*What is required*. Which lines in the listing below contain "JSON"? Copy each of them.

*Dataset excerpts*.
*****

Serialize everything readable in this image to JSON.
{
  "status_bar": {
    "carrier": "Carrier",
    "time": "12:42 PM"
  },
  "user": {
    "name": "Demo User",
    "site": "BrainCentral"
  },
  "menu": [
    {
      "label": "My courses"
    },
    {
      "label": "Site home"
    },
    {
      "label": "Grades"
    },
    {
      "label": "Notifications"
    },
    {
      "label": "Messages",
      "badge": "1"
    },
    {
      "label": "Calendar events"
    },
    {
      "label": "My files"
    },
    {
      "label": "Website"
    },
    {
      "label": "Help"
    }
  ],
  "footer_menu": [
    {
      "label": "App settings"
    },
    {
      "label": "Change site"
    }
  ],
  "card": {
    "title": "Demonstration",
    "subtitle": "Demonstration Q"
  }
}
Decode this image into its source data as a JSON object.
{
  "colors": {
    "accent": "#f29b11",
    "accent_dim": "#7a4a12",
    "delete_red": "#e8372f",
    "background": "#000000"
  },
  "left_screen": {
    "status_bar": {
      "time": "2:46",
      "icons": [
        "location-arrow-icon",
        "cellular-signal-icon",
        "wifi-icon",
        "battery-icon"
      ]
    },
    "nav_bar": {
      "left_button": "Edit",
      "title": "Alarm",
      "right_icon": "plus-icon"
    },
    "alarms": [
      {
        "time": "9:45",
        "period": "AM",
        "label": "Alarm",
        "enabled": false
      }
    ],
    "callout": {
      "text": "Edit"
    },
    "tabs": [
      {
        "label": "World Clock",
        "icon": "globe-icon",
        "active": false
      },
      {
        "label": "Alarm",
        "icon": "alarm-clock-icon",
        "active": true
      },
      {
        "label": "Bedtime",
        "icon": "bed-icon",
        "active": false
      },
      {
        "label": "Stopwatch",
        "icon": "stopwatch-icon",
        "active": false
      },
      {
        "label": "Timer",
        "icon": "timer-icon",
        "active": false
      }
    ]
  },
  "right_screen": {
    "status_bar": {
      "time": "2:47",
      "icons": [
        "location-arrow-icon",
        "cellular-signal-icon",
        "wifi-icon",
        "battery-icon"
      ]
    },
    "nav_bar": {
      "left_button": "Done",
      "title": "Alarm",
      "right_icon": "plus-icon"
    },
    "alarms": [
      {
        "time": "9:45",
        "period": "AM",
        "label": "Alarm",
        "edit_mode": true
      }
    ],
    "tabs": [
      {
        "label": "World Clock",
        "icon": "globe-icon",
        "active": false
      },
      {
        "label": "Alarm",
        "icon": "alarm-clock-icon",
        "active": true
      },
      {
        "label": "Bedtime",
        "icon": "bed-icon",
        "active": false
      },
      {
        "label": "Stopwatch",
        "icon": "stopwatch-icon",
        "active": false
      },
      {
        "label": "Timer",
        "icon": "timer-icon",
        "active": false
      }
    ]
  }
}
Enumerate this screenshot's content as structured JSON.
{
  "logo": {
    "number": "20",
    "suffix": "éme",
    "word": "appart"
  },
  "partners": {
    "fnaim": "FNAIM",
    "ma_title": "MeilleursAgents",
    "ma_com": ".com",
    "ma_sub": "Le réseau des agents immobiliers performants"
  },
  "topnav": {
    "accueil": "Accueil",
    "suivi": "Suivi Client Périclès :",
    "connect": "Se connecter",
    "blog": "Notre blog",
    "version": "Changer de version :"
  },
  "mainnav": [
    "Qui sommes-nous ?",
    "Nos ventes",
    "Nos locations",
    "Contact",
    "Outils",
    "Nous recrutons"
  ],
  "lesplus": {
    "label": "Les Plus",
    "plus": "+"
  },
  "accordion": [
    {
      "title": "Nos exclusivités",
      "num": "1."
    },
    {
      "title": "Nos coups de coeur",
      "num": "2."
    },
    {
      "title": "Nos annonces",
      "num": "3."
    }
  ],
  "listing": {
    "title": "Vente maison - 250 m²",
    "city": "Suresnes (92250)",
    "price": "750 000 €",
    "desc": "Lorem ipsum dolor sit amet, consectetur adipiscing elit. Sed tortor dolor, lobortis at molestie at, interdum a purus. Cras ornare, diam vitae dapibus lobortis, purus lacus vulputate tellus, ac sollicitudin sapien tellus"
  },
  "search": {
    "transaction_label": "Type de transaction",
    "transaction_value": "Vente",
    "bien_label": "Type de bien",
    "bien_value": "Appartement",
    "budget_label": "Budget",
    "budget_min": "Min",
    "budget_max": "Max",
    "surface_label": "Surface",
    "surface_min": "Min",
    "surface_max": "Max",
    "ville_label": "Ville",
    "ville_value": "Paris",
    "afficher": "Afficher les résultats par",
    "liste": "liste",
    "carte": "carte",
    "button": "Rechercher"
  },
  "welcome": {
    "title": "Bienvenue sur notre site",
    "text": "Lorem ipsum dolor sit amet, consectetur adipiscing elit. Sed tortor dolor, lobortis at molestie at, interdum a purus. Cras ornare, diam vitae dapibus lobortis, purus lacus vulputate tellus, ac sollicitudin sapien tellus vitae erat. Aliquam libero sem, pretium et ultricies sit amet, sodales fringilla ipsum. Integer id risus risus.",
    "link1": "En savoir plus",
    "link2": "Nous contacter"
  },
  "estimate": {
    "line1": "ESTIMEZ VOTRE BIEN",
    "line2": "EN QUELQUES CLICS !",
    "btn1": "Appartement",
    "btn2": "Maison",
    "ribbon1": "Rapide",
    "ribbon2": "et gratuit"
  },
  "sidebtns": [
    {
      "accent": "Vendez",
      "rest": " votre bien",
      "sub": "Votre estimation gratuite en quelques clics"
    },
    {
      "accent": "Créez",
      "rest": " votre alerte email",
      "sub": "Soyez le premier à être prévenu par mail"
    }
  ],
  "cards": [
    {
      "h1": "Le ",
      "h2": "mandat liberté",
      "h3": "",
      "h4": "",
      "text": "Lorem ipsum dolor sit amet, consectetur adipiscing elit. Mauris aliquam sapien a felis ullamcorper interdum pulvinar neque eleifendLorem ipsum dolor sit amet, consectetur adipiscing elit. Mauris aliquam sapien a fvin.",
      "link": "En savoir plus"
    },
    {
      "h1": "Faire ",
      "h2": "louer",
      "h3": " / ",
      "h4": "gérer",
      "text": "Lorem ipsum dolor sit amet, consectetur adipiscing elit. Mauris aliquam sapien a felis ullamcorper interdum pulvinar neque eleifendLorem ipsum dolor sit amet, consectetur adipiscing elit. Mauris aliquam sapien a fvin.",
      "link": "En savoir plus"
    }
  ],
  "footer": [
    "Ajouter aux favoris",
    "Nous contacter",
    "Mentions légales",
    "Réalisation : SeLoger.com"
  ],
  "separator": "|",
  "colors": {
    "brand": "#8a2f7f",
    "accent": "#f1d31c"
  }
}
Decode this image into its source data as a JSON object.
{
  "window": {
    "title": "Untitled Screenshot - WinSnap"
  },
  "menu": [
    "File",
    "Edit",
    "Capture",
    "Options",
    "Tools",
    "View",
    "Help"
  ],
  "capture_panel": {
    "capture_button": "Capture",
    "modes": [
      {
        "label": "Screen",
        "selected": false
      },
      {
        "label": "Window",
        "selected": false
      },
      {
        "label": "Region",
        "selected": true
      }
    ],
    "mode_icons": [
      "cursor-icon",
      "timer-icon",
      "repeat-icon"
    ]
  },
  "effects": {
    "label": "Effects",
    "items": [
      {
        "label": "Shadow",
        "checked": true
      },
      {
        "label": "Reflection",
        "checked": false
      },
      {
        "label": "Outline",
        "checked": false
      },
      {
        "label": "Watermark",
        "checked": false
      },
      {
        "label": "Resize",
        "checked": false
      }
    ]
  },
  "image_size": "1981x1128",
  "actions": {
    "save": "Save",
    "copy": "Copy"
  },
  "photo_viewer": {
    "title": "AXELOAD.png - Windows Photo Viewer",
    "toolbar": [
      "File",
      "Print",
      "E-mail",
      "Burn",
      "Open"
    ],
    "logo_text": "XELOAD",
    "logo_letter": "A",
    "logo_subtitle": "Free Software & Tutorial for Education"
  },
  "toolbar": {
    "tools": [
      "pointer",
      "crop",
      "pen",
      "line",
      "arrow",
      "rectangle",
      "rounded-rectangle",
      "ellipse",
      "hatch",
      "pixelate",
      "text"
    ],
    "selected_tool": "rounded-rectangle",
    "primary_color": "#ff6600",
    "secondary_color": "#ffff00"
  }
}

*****

*Response to this exercise*.
Serialize everything readable in this image to JSON.
Decode this image into its source data as a JSON object.
Enumerate this screenshot's content as structured JSON.
Decode this image into its source data as a JSON object.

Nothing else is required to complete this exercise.